= WHAT THIS TASK INVOLVES =
A word-for-word restatement of the data is what is needed.

** EXERCISE INPUTS follows **

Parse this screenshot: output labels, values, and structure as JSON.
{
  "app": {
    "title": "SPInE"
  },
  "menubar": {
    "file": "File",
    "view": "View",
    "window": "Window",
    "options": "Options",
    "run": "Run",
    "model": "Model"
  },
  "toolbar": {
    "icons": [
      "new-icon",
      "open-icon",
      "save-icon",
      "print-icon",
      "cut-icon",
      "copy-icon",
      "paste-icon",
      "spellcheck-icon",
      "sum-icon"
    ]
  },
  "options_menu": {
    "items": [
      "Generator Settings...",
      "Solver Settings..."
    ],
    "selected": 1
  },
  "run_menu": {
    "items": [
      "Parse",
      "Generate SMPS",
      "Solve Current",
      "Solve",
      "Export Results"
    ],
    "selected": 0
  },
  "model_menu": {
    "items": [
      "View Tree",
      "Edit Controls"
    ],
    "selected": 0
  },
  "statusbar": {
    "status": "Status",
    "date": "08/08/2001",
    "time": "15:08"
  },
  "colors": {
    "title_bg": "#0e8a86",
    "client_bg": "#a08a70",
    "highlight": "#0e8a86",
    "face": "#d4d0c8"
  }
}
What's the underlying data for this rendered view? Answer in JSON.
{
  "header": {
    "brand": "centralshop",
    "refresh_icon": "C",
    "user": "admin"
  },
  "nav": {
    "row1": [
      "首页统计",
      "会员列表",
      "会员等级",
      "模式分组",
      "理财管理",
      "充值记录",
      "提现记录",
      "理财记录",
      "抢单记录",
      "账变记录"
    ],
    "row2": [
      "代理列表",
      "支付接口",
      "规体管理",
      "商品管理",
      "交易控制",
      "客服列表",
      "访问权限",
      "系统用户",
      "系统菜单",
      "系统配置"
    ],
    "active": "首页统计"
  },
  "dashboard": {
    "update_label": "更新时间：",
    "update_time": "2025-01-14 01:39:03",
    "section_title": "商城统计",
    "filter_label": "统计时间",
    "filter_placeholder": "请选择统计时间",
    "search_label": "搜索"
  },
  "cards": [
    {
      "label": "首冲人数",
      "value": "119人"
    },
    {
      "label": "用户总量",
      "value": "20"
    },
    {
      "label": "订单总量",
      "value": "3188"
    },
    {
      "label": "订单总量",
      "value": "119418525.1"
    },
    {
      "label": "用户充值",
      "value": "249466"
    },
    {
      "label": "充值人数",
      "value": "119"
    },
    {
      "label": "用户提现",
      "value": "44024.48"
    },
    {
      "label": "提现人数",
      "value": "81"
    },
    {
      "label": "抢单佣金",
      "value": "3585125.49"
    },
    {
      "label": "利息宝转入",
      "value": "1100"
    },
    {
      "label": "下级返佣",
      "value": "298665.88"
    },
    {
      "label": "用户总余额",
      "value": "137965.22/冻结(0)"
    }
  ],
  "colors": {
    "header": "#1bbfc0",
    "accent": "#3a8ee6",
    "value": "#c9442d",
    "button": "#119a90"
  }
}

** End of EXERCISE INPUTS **

= RESPONSE AREA =
Parse this screenshot: output labels, values, and structure as JSON.
{
  "app": {
    "title": "SPInE"
  },
  "menubar": {
    "file": "File",
    "view": "View",
    "window": "Window",
    "options": "Options",
    "run": "Run",
    "model": "Model"
  },
  "toolbar": {
    "icons": [
      "new-icon",
      "open-icon",
      "save-icon",
      "print-icon",
      "cut-icon",
      "copy-icon",
      "paste-icon",
      "spellcheck-icon",
      "sum-icon"
    ]
  },
  "options_menu": {
    "items": [
      "Generator Settings...",
      "Solver Settings..."
    ],
    "selected": 1
  },
  "run_menu": {
    "items": [
      "Parse",
      "Generate SMPS",
      "Solve Current",
      "Solve",
      "Export Results"
    ],
    "selected": 0
  },
  "model_menu": {
    "items": [
      "View Tree",
      "Edit Controls"
    ],
    "selected": 0
  },
  "statusbar": {
    "status": "Status",
    "date": "08/08/2001",
    "time": "15:08"
  },
  "colors": {
    "title_bg": "#0e8a86",
    "client_bg": "#a08a70",
    "highlight": "#0e8a86",
    "face": "#d4d0c8"
  }
}
What's the underlying data for this rendered view? Answer in JSON.
{
  "header": {
    "brand": "centralshop",
    "refresh_icon": "C",
    "user": "admin"
  },
  "nav": {
    "row1": [
      "首页统计",
      "会员列表",
      "会员等级",
      "模式分组",
      "理财管理",
      "充值记录",
      "提现记录",
      "理财记录",
      "抢单记录",
      "账变记录"
    ],
    "row2": [
      "代理列表",
      "支付接口",
      "规体管理",
      "商品管理",
      "交易控制",
      "客服列表",
      "访问权限",
      "系统用户",
      "系统菜单",
      "系统配置"
    ],
    "active": "首页统计"
  },
  "dashboard": {
    "update_label": "更新时间：",
    "update_time": "2025-01-14 01:39:03",
    "section_title": "商城统计",
    "filter_label": "统计时间",
    "filter_placeholder": "请选择统计时间",
    "search_label": "搜索"
  },
  "cards": [
    {
      "label": "首冲人数",
      "value": "119人"
    },
    {
      "label": "用户总量",
      "value": "20"
    },
    {
      "label": "订单总量",
      "value": "3188"
    },
    {
      "label": "订单总量",
      "value": "119418525.1"
    },
    {
      "label": "用户充值",
      "value": "249466"
    },
    {
      "label": "充值人数",
      "value": "119"
    },
    {
      "label": "用户提现",
      "value": "44024.48"
    },
    {
      "label": "提现人数",
      "value": "81"
    },
    {
      "label": "抢单佣金",
      "value": "3585125.49"
    },
    {
      "label": "利息宝转入",
      "value": "1100"
    },
    {
      "label": "下级返佣",
      "value": "298665.88"
    },
    {
      "label": "用户总余额",
      "value": "137965.22/冻结(0)"
    }
  ],
  "colors": {
    "header": "#1bbfc0",
    "accent": "#3a8ee6",
    "value": "#c9442d",
    "button": "#119a90"
  }
}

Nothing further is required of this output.